Materialism has become the biggest religion of China, and foreign banknotes are the scriptures.
The level of materialism in the country is truly frightening. It would make Richard Dawkins send his children to church.
GANGSTERGNOME was a passionate disciple of the New Materialism, and so was deeply interested in what I had just said, I could tell.
Euros. The man has Euros.
Beijingers basically think in terms of two currencies: renminbi and US dollars.
The first is their familiar daily tool for buying a steaming char siu bau on the way to work.
The second is the “big” currency – each unit of US dollars being six or seven times the worth of the first currency.
People don’t realize it, but Beijing has long been a big financial centre. Stocks are traded and currency is exchanged. More Fortune Global 500 companies can be found in Beijing than in London or New York.
The US dollar was familiar. But the Euro was fresh and intriguing—it was one of the very small number of important global currencies which was worth more, unit for unit, than the greenback. When you’ve been brought up to think of Big Money as a US$100-dollar bill, the notion that there can exist a piece of paper worth more than that is mind-blowing.
Gangstergnome had heard of Euros but had never seen one. “Show me,” he said.
I handed over a 100 euro note. He held it in both hands reverently. He turned it over. He turned it back again.
Euros feel different to other banknotes. They are printed on pure cotton fiber and feel expensive. They are also large. A 100 euro note is 147 by 82 mm, considerably bigger than either Chinese or American banknotes.
Gangstergnome fell in love.
He turned to his henchman and explained in Chinese that this was a Euro banknote. This single piece of paper was worth more than 100 US dollars, he explained.
They should have gasped or looked awestruck or something—that’s was clearly what was required of them at that moment by their boss—but their prehensile brains were unable to respond in such a sophisticated way.
They just blinked at him.
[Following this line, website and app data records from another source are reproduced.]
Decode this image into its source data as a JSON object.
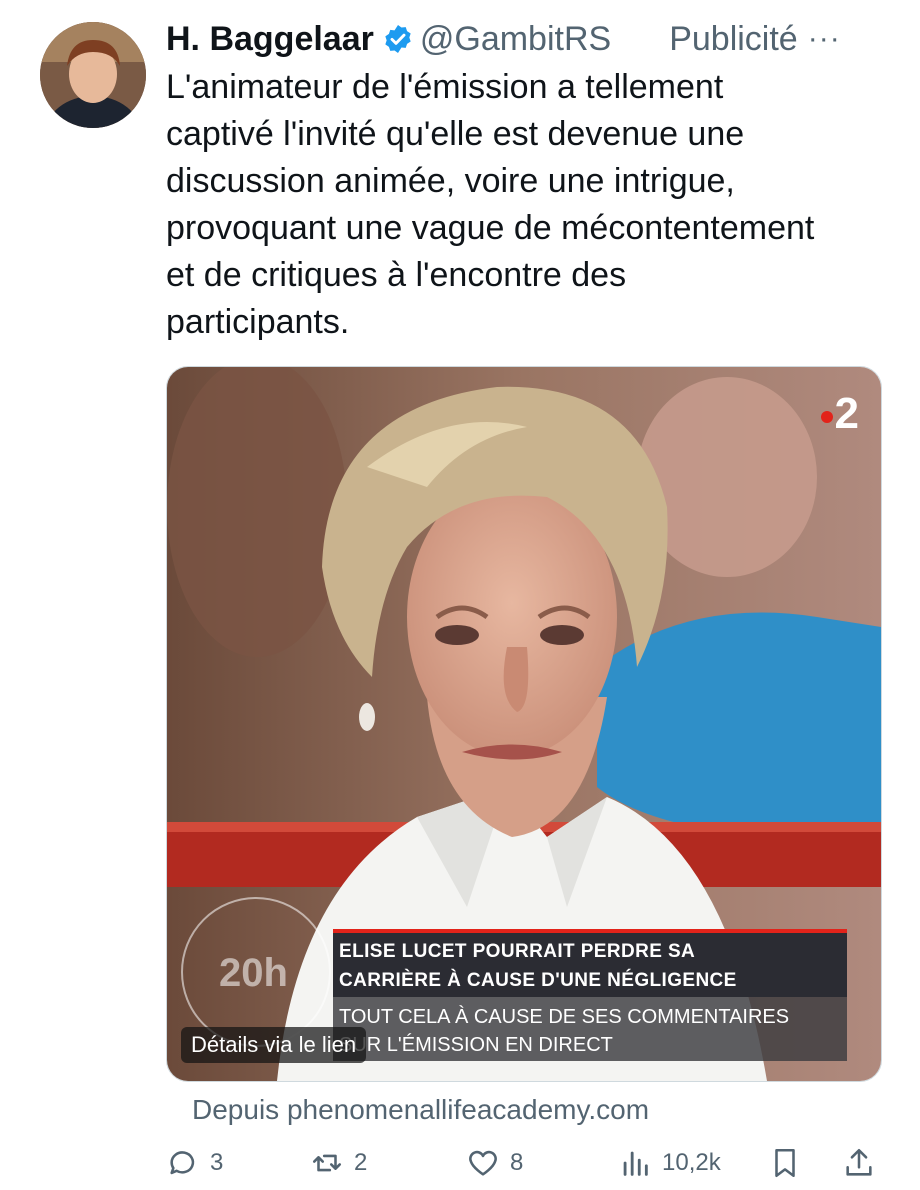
{
  "author": {
    "name": "H. Baggelaar",
    "handle": "@GambitRS",
    "ad_label": "Publicité",
    "more_icon": "more-icon",
    "verified_icon": "verified-badge-icon"
  },
  "tweet": {
    "text_lines": [
      "L'animateur de l'émission a tellement",
      "captivé l'invité qu'elle est devenue une",
      "discussion animée, voire une intrigue,",
      "provoquant une vague de mécontentement",
      "et de critiques à l'encontre des",
      "participants."
    ]
  },
  "media": {
    "channel_number": "2",
    "badge": "20h",
    "headline_line1": "ELISE LUCET POURRAIT PERDRE SA",
    "headline_line2": "CARRIÈRE À CAUSE D'UNE NÉGLIGENCE",
    "subline_line1": "TOUT CELA À CAUSE DE SES COMMENTAIRES",
    "subline_line2": "SUR L'ÉMISSION EN DIRECT",
    "details_label": "Détails via le lien",
    "accent_color": "#e2231a"
  },
  "source": "Depuis phenomenallifeacademy.com",
  "actions": {
    "replies": "3",
    "retweets": "2",
    "likes": "8",
    "views": "10,2k",
    "icons": [
      "reply-icon",
      "retweet-icon",
      "like-icon",
      "views-icon",
      "bookmark-icon",
      "share-icon"
    ]
  }
}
Perhaps they were living examples of Peking Man. That would be a story.
Gangstergnome immediately lost interest in me. He wanted to run to the phone, and call his boss (everything in Beijing is run by networks of networks of networks) and tell them that he was in possession of a 100 Euro note. Then he would run over and show him. (This took place in the early 2000s, when Euros were a brand new currency, much trumpeted in the newspapers, but never seen in real life.)
“I keep this, you go,” he said.
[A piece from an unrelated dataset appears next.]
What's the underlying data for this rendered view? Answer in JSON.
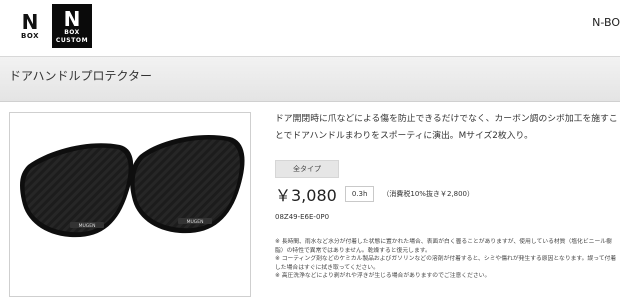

I nodded, smiled at the two young women and the two early hominids, and took my leave, climbing the stairs two at a time before stepping into the cool night air.
How nice to be alive and entirely unpulped.
Crossing the road, I reached the little old lady, who smiled directly at me. What I would have given to know her life story.
From my secret secret inner jacket pocket (I have two) I drew out some banknotes and put them in her tin.
But she didn’t look down at them.
I like to think that our exchange of smiles was the more important part of the transaction for both of us.
You drift through life and occasionally you connect with people, good and bad, and things happen, good and bad. You just have to deal with it. But for now, the dust had gone and bright stars shone overhead.
The above is one of a collection of true adventures found in the new book about foreigners in China, Unsavory Elements. Pick up a copy to find 27 other tales, from writers as varied as Simon Winchester and Tom Carter.
(Illustrations all from wikimedia commons or flickr under a creative commons 3.0 license: have over the picture for attribution in some cases)